As for me, I’m not someone who believes everything in Georgia is perfect. Certainly not; I can tell you a song and a dance about problems in Georgian hotel management, and a long time ago I struggled with the culture as you seem to. But it wouldn’t have been desperately helpful for me to point out all those things when I was countering your criticisms of Georgia. Going back to what you wrote to me today, you said :
But what really benefits Georgia (in terms of attracting tourism, investment, and political capital from the world) is having Westerners here to bring Georgia to life in a way that the facts and figures on Wikipedia cannot.

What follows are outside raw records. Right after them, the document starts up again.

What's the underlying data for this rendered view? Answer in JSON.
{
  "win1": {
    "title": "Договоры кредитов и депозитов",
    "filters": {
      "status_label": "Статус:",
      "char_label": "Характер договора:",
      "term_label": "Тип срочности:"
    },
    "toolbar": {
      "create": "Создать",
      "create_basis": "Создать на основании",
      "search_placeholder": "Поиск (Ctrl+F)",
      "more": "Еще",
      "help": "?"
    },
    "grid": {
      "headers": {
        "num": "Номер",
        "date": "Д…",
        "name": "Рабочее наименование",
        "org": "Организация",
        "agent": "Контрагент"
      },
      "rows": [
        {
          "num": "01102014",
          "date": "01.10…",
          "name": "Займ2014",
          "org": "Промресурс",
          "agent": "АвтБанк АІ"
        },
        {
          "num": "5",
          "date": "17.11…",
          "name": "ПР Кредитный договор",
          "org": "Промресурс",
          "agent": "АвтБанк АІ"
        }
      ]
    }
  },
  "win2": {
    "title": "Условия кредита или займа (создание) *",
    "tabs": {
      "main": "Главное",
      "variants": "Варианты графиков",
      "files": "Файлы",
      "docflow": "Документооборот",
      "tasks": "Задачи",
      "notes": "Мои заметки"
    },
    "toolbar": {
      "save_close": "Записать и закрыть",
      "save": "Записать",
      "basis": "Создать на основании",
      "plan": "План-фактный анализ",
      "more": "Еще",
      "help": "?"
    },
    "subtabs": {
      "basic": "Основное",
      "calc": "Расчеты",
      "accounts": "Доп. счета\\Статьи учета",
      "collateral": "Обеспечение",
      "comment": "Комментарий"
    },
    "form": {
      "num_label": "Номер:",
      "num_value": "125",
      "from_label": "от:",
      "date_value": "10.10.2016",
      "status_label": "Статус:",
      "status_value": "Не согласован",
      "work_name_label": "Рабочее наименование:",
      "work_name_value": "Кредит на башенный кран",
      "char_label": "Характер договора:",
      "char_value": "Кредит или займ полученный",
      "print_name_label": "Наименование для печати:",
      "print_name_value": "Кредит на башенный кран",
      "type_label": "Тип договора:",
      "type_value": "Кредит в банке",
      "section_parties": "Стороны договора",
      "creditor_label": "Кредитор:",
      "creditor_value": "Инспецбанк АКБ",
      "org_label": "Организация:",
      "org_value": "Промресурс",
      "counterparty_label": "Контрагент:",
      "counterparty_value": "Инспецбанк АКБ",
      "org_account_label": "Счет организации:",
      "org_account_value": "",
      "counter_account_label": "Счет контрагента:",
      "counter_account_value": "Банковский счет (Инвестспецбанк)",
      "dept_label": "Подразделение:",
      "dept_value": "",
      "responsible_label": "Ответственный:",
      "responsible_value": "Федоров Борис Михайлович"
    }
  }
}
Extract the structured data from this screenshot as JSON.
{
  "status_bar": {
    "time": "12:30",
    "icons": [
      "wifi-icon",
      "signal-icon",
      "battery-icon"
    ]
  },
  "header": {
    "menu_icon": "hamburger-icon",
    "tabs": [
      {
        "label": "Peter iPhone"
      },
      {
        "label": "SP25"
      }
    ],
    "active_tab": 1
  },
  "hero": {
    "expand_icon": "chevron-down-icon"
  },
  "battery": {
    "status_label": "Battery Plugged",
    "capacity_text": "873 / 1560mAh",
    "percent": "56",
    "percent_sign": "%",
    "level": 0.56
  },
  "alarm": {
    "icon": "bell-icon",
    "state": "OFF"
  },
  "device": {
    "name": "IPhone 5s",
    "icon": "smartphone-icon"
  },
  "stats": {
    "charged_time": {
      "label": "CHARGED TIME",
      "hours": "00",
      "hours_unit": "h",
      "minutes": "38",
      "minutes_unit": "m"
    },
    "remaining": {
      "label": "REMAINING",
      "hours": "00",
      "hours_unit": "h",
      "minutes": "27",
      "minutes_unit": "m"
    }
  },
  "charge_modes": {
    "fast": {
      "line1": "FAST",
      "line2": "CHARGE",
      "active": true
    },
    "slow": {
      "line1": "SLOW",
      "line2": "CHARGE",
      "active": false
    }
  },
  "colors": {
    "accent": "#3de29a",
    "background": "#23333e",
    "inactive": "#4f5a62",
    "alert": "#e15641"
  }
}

In that you’re exactly right. But I’m afraid your articles don’t paint a very flattering picture of Georgia at all. If I was one of those prospective teachers thinking about coming out here, I wouldn’t touch this place with a barge pole. But if I’m being absolutely fair, your Georgian experience has been (and is) very different to mine. You clearly interact with other foreigners a lot who are also on your teaching programme, while for me, most of my time is spent with Georgians. I’ve never been to an expat bar; though I’m a frequenter of restaurants and bars, the guests are mostly always natives or Russians.
I suppose there are a few differences between you and I. One is that you might be looking to get laid, while I am married. Another is that you are here proudly representing the United States and telling people how wonderful your culture is. I tend to do the opposite amongst my Georgian friends, telling them about the violence on our streets, the racism, the prejudice, the political correctness. I strongly dislike the current culture of my own homeland and I was partially raised in France, so I don’t feel any real affinity to anywhere except this place, the country I’ve chosen to settle in. It’s not perfect, by any means, I’d be the first to admit that, but I won’t tell people here life for them in the West would be better; if anything, it would only be worse.
I’ve not met many American travellers, but I hope they want to know about the good things as well as the problems they might face as well as whether or not they can get dental floss (which they can, by the way, go to the pharmacy by Machabeli Street). Out of interest, I showed your articles to a few Georgians today besides my wife who shared my opinion (actually, I also met an African-American lady who agreed with me as well, interestingly enough. The unfamiliarity with black people here in Georgia is something even I’m not entirely comfortable with). My friend Archil asked what was it that caused that Georgian man to hit you in the bar?
I suppose what it largely boils down to is that you will not be here forever. You are a contracted worker who will eventually go home and have some interesting stories to tell about your time here (or maybe you’ll stay, who knows. I don’t know you). But this is my home, and my children will one day be Georgian. I’ve read some of the other comments and blogs on your page and you sometimes seem to be dealing with morons. I don’t agree with some things you’ve mentioned, but keep them coming, I do enjoy reading them. Come down the boxing gym and take out your frustrations if you feel inclined.